Sights and scents abound at Cinco de Mayo
Who knew there was a pepper hotter than a habanero?
The Eagle Valley Library District, that’s who.
Not content with just handing out samples during the chili cook-off at Saturday’s Cinco de Mayo celebration in Edwards, Catherine Cifelli and others with the library district decided to incorporate a little chili trivia with their presentation. They are actually two peppers hotter than the habanero – the hottest of which are little red balls called tepin.
“We’re the library district,” Cifelli said. “We have to provide information.”
Hundreds of people flooded Edwards Plaza and the Riverwalk in Edwards for the annual celebration, which featured tasty fare from vendors, Mexican dancing and music and, of course, information.
The Eagle County Health and Human Services department handed out flyers advising residents to use the insect repellent DEET, to protect themselves from West Nile Virus, which is transmitted to humans through mosquito bites.
“We’re trying to do what we can in the way of public education,” said director Kathleen Forinash, adding that the pleasant weather seemed to be drawing a large crowd for the celebration.
Indeed, temperatures were in the 70s Saturday and several shops in Edwards took advantage of the crowds by putting sale racks out on the sidewalk.
Back at the chili cook-off, Carl Mori was sampling the goods.
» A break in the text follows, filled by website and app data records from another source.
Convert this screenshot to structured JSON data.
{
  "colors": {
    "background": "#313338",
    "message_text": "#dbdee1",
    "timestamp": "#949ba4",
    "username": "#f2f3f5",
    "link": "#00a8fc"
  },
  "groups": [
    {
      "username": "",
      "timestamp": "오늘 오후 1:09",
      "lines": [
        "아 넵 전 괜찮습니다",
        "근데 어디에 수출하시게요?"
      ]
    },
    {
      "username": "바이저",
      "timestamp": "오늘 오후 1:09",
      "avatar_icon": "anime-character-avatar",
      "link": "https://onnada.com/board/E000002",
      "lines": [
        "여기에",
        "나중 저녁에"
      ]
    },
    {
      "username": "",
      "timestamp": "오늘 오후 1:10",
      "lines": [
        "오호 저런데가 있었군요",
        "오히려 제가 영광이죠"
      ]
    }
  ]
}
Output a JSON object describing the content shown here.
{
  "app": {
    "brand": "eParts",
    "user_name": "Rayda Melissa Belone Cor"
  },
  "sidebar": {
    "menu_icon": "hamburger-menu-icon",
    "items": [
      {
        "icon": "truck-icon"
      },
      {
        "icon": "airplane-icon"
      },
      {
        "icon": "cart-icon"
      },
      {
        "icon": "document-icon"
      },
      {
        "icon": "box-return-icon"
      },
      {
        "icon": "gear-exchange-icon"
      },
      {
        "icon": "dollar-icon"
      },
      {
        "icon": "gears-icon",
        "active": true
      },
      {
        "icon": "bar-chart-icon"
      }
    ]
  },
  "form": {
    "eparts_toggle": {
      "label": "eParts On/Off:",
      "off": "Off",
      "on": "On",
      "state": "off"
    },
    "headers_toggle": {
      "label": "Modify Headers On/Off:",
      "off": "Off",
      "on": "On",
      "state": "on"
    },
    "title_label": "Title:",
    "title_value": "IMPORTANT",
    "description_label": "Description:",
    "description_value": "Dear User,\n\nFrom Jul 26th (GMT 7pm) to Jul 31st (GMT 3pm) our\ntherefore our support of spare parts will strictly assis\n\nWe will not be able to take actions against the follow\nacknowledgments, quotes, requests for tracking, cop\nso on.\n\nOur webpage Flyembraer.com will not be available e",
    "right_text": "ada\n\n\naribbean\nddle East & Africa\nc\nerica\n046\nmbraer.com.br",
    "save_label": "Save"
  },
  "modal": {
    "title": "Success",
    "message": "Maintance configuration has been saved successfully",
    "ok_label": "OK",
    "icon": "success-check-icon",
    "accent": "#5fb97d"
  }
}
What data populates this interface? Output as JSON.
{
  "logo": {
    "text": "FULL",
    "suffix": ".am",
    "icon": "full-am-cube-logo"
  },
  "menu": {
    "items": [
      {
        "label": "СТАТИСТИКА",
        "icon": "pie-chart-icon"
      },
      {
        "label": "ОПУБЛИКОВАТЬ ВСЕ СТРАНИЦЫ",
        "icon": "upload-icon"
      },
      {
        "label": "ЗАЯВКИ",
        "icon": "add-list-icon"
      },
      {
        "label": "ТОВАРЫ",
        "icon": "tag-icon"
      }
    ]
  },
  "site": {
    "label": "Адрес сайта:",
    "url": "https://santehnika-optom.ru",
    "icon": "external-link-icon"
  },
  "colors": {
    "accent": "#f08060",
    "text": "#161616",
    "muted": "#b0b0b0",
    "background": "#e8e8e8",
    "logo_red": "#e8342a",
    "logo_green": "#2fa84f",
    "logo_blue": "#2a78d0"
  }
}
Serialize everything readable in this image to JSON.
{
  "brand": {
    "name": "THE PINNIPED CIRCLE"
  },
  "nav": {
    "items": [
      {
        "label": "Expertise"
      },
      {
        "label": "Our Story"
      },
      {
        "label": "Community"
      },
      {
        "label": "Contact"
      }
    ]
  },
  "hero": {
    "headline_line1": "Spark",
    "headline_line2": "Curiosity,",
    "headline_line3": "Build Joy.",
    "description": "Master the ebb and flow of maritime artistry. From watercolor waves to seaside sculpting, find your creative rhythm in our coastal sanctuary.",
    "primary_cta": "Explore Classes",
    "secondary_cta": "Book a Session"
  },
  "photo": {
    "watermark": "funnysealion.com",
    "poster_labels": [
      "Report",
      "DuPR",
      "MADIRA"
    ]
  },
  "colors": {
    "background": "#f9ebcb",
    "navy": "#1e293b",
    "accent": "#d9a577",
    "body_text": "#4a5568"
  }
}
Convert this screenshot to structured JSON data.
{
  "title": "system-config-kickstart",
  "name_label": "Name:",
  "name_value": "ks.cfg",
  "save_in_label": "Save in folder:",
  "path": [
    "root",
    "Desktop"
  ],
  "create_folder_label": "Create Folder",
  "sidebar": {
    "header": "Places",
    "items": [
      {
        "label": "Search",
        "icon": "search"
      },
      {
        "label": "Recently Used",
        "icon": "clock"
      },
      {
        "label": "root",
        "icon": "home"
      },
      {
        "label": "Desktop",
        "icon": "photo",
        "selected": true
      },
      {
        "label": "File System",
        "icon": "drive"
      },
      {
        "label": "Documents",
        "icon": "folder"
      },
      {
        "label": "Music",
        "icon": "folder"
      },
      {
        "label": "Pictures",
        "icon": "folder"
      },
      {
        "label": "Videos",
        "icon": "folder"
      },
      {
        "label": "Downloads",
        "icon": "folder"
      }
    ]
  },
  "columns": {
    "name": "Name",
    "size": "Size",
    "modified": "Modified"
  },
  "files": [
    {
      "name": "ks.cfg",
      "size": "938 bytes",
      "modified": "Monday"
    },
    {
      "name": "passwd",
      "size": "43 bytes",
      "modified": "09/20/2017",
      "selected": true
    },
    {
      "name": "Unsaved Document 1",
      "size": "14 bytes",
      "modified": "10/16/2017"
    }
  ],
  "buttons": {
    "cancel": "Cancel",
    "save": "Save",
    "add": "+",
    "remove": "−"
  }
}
Mori used to live in New Mexico where he served as a judge for the state’s chili contest. He noted some distinct differences between Colorado and New Mexico chili – New Mexico’s is hotter.
Mid-way through touring the different chili booths, he said the black-bean and steak chili from Cuisine Catering was holding the edge so far.
“It’s spicier,” he said. “And I do like spicy.”
Michael Hanrahan at Cuisine Catering is a seasoned professional when it comes to the cook-off – he’s won in various categories in the past.
But many entries came from newcomers. The Eagle County Detention Center decided to throw their chili in the ring for the first time this year. Their booth was aptly decorated like a jail and the cooks donned black-and-white striped shirts that read, “Chain Gang Chili.”
Rosalie Harrisson, a cook for the jail, spent the past week preparing her “Road Kill Chili”, which included venison, wine and “exotic mushrooms.” She handed out samples to deputies throughout the week.
“One said it was kind of bland, and when I gave it more spice, she said it was too hot,” Harrisson said.
Behind the chili booth, Fiesta’s restaurant had set up a tortilla rolling demonstration. Kids lined up to roll their own, using a small rolling pin to flatten the dough. Youngster Tucker Canon pressed the white dough out, and with the help of a Fiesta’s employee, fried it into a warm, slightly crispy treat.
The Denver-based dance group, Grupo Infantil Viva Mexico, entertained a growing circle of spectators at the Riverwalk entrance. A group of boys dressed up like cowboys in brown leather swung their cardboard cut-out swords in a dance. The girls, in vivid, multi-colored dresses, twirled their skirts around the boys. At the end, boys knelt down with their hands extended to their female partners. A particularly mismatched couple prompted the crowd to chuckle as the boy stretched his arm to meet the hand of the much taller girl.
Dancers Griselda Jaquez and Delia Balderrama, both 13, said their group travels as far away as Texas to perform. The two have been dancing since they were 10. Cinco de Mayo is a particularly favorite event of theirs.
“We love it,” Jaquez said. “There are so many parties.”
Staff writer Tamara Miller can be reached via e-mail at: firstname.lastname@example.org or by calling 949-0555 ext. 607.